#### Task item:
Show every line from the entries that follow which holds the word "AGREEMENT".

START Study material

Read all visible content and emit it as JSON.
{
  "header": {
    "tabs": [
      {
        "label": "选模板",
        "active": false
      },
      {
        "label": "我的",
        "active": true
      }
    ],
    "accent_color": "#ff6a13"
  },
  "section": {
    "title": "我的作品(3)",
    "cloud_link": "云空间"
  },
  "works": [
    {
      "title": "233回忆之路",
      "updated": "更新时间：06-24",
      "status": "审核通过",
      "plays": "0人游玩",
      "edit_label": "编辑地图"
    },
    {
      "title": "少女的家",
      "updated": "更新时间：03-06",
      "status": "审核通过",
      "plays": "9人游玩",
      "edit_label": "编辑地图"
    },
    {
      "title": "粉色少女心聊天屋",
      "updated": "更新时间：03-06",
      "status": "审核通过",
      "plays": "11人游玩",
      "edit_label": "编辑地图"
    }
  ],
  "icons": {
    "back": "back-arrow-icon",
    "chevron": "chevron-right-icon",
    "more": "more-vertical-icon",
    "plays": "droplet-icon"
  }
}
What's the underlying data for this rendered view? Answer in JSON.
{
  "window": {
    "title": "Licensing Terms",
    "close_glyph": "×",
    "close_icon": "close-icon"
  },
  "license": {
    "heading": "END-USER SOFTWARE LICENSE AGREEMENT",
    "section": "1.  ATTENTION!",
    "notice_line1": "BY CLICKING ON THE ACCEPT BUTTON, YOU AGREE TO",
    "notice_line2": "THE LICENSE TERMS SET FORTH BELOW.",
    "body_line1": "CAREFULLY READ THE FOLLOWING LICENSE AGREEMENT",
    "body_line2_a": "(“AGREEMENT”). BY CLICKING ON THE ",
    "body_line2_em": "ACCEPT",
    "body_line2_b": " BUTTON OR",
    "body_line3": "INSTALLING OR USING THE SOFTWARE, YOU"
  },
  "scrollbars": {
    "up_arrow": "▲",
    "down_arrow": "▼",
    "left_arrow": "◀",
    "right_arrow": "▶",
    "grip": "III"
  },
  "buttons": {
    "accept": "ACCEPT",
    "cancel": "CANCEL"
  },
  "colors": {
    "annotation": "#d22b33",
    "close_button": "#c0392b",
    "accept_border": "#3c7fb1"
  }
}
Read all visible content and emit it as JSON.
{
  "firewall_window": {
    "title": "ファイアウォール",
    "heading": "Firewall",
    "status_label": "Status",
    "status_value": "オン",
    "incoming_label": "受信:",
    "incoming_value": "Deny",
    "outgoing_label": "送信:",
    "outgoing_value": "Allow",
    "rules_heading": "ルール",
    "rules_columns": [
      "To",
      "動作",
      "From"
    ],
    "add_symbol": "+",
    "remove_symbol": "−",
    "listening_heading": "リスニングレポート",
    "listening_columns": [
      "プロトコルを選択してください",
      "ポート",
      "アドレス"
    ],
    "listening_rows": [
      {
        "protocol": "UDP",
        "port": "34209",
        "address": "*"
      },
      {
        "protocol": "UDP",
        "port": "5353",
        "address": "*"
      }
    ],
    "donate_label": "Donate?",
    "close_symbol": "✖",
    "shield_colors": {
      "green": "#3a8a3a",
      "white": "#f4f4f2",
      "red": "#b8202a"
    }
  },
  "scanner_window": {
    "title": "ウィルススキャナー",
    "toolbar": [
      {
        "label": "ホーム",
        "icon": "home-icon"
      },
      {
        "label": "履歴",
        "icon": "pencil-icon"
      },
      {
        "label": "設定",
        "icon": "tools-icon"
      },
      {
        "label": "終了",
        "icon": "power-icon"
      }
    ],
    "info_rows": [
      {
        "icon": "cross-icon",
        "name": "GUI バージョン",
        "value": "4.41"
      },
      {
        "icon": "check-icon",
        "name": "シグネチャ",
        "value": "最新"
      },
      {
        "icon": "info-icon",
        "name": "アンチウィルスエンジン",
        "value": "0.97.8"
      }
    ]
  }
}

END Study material

#### Completed task:
    "heading": "END-USER SOFTWARE LICENSE AGREEMENT",
    "body_line1": "CAREFULLY READ THE FOLLOWING LICENSE AGREEMENT",
    "body_line2_a": "(“AGREEMENT”). BY CLICKING ON THE ",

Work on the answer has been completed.